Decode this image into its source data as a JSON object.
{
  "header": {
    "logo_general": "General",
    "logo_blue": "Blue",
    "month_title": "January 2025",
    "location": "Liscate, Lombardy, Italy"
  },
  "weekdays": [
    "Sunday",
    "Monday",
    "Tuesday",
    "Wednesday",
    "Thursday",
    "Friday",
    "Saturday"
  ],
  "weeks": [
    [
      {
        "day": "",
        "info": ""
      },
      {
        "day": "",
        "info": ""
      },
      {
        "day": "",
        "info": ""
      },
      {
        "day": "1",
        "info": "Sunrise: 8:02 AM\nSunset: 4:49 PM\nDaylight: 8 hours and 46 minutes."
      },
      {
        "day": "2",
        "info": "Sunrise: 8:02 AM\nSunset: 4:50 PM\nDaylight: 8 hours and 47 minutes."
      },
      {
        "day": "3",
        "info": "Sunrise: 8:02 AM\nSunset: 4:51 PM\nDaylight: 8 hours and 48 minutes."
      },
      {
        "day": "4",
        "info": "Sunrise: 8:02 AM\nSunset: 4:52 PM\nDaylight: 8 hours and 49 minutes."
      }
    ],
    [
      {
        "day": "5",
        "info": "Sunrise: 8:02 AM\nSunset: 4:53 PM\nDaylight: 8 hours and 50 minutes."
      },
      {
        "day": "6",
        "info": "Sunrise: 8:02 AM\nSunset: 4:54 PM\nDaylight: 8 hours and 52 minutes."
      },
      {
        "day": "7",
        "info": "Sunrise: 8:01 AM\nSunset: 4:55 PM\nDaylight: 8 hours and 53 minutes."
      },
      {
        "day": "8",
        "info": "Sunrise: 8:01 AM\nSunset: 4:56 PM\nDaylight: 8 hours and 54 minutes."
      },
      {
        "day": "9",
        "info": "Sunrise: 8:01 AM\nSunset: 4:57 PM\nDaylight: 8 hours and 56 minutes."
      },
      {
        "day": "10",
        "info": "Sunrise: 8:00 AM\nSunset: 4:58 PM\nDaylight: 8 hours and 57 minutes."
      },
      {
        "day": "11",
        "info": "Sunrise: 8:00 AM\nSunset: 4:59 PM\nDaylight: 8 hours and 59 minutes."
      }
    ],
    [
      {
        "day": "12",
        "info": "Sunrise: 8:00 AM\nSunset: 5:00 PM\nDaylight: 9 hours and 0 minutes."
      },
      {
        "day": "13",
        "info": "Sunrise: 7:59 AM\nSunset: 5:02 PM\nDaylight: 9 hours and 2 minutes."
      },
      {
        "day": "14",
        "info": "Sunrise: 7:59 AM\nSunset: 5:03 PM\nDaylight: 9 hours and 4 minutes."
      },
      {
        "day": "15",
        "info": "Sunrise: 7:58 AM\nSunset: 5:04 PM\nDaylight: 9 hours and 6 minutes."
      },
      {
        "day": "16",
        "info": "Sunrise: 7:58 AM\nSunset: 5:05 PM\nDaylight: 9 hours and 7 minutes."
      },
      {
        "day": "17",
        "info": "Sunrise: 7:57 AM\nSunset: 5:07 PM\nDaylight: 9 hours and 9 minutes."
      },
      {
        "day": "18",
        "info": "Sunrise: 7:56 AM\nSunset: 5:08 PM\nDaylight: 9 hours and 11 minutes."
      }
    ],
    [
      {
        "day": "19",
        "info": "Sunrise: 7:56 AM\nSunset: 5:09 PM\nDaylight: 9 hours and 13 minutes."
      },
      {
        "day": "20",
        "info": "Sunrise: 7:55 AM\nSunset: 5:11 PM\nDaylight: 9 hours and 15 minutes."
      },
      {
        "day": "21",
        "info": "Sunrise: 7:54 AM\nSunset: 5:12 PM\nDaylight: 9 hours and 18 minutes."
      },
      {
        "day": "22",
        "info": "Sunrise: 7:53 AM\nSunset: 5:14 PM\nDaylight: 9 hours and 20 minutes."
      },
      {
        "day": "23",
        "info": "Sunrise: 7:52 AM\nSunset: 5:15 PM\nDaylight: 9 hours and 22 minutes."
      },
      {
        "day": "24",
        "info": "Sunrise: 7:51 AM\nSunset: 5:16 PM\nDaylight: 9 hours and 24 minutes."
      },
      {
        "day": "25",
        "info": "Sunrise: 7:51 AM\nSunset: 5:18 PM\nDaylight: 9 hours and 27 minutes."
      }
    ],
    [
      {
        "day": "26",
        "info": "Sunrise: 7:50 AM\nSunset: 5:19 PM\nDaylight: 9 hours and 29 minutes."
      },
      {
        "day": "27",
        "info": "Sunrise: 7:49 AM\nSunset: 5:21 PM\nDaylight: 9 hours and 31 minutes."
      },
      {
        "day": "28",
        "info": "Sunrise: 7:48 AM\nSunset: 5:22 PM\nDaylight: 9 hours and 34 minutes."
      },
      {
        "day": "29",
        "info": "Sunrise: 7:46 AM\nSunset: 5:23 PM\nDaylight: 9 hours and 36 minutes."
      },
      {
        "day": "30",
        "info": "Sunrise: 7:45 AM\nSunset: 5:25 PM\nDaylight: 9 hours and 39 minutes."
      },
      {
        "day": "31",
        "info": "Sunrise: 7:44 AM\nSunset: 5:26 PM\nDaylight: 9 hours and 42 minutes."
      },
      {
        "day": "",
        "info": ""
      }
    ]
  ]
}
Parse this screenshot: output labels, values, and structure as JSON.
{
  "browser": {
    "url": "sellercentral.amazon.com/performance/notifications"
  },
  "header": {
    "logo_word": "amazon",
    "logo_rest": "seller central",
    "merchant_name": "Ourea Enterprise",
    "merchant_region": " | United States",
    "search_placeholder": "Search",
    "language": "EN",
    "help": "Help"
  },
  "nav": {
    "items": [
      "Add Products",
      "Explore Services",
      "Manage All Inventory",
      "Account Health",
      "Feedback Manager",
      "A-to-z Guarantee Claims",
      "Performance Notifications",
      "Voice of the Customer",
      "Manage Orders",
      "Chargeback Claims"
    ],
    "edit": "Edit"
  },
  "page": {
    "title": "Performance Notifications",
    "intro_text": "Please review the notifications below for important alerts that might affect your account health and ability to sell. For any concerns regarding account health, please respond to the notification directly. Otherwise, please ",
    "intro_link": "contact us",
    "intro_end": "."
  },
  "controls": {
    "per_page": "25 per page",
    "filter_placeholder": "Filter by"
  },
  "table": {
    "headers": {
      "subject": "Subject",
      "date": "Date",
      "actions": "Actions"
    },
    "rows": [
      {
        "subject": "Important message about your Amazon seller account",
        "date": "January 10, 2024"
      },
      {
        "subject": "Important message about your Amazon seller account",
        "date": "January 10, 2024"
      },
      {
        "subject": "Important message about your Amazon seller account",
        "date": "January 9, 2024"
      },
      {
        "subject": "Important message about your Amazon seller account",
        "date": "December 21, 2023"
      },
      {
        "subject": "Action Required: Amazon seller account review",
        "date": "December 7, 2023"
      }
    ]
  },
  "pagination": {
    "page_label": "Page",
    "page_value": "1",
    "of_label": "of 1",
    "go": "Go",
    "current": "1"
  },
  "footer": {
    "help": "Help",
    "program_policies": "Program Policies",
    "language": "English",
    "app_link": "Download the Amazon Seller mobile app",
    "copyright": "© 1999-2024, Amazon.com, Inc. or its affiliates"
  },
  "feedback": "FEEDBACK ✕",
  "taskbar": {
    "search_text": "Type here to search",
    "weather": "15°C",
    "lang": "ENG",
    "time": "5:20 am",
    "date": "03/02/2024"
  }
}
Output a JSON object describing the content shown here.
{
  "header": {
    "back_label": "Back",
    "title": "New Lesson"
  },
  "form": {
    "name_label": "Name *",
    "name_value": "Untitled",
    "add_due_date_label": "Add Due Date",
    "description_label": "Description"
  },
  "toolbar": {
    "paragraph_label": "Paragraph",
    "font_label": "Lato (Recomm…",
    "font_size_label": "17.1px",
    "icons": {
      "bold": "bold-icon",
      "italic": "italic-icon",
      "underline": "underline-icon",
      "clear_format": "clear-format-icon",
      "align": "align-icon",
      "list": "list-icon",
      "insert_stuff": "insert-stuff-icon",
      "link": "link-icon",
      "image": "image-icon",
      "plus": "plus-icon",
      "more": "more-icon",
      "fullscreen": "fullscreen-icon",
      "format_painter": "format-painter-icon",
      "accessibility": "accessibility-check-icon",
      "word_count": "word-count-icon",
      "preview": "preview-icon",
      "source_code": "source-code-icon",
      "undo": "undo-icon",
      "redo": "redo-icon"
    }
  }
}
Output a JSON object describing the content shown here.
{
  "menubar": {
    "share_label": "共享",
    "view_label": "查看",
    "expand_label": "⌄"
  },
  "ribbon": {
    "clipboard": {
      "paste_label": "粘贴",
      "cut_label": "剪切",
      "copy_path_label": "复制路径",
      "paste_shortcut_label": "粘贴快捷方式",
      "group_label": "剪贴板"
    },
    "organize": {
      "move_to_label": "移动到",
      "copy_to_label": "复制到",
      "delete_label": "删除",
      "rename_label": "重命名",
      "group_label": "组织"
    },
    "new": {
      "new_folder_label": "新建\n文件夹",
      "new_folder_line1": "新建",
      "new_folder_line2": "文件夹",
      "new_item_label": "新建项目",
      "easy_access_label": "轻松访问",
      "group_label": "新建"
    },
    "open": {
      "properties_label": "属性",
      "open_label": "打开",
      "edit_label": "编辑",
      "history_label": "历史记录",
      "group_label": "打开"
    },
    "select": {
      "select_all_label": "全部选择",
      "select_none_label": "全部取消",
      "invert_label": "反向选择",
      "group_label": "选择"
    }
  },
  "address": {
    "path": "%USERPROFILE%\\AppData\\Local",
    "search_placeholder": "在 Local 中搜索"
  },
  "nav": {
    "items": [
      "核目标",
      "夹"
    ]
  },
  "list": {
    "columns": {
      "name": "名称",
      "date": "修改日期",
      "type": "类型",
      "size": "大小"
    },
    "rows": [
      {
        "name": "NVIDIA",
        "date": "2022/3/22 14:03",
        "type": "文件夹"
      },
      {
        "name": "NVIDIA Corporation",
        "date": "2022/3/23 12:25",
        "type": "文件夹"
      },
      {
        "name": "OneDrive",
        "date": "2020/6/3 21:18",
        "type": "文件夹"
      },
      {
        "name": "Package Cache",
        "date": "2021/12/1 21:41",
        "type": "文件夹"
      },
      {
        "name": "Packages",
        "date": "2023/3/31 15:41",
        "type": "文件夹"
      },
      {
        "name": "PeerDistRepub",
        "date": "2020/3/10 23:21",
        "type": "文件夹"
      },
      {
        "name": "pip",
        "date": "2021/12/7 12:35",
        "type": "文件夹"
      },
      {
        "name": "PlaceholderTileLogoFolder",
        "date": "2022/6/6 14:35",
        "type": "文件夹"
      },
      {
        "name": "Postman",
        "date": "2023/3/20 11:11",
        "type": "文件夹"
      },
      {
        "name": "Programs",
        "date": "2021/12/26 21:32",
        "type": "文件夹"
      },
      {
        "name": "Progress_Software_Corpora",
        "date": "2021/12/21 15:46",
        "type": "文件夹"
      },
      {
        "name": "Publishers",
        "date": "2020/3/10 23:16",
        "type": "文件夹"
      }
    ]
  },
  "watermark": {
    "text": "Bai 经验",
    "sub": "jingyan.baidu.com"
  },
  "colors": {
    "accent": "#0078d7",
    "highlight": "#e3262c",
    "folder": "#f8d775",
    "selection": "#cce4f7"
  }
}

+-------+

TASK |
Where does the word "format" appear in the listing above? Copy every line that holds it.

EXERCISE SOLUTION |
      "clear_format": "clear-format-icon",
      "format_painter": "format-painter-icon",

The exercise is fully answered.